* WORK TO COMPLETE
Wherever "JSON" shows up in the records below, copy the whole line.

* DATA PROVIDED
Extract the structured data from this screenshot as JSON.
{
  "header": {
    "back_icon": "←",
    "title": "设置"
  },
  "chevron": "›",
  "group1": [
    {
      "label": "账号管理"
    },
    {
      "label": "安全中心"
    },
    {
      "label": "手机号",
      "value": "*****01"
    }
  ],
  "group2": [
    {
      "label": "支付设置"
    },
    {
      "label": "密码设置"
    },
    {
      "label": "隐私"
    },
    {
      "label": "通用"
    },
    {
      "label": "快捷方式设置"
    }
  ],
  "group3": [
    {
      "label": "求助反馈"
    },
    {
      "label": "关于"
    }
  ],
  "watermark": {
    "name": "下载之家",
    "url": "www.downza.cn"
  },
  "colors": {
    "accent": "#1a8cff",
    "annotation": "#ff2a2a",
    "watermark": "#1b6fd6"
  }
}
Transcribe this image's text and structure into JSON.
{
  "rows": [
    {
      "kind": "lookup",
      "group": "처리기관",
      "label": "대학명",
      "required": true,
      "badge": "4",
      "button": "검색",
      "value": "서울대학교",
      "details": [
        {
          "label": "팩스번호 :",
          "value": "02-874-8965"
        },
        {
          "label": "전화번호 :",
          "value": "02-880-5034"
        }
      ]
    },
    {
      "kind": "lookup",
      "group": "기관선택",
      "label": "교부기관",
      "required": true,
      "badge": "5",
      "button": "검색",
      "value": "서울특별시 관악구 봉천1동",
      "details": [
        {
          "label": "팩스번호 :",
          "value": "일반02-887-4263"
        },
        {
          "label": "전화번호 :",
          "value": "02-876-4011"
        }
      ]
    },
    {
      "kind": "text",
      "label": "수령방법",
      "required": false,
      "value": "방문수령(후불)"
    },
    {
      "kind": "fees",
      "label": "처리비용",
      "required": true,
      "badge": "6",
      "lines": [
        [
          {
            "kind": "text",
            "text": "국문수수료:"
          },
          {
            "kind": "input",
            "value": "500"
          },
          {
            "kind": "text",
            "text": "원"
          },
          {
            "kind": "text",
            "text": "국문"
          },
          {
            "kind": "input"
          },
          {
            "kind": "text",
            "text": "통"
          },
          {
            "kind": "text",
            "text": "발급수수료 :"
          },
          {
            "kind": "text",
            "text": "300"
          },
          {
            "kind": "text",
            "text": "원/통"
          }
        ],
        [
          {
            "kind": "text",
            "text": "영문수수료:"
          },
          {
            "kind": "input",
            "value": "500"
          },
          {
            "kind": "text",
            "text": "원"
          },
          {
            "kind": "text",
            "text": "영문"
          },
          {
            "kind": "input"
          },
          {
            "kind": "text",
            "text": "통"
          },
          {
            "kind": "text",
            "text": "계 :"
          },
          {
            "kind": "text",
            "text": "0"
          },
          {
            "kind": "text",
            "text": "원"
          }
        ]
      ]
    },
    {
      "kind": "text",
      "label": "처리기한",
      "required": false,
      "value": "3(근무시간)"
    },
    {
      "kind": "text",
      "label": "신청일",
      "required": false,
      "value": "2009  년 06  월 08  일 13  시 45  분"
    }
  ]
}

* TASK RESPONSE
Extract the structured data from this screenshot as JSON.
Transcribe this image's text and structure into JSON.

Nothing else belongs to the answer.